* **Extracted data**:
━━━

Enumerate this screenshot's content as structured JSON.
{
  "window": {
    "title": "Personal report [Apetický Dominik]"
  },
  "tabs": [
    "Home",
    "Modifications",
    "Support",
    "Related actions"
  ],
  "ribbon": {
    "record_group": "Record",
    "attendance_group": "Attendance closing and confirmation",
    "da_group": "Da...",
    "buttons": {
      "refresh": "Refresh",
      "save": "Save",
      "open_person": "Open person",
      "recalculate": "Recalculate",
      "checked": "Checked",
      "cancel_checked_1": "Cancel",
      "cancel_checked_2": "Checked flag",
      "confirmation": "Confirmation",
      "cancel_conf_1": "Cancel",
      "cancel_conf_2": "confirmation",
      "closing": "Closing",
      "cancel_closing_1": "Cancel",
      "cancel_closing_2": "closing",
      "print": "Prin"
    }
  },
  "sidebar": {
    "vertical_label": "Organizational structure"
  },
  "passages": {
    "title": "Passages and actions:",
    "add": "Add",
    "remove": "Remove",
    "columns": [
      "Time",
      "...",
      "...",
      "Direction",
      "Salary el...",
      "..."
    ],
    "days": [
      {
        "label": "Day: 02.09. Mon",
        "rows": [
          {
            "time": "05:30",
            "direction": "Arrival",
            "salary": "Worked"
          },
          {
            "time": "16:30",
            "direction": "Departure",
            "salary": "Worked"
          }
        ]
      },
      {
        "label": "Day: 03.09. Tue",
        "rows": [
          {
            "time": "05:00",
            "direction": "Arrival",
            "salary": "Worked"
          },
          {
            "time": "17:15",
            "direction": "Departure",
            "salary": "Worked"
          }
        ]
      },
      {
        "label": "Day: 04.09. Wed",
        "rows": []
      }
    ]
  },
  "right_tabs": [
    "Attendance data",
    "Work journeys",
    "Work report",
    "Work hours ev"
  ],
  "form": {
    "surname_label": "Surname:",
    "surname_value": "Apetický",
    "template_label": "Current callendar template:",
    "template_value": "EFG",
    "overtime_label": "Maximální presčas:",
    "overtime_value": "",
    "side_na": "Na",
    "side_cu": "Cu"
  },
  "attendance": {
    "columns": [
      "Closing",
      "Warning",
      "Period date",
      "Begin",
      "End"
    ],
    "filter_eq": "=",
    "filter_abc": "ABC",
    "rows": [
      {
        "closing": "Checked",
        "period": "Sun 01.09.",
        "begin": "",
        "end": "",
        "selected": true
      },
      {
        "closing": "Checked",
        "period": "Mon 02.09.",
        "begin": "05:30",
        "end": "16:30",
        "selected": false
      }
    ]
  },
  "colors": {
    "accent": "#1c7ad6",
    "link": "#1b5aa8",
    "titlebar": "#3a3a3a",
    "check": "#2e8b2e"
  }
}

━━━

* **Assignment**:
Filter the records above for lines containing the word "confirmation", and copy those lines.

* **Result for this exercise**:
    "attendance_group": "Attendance closing and confirmation",
      "confirmation": "Confirmation",
      "cancel_conf_2": "confirmation",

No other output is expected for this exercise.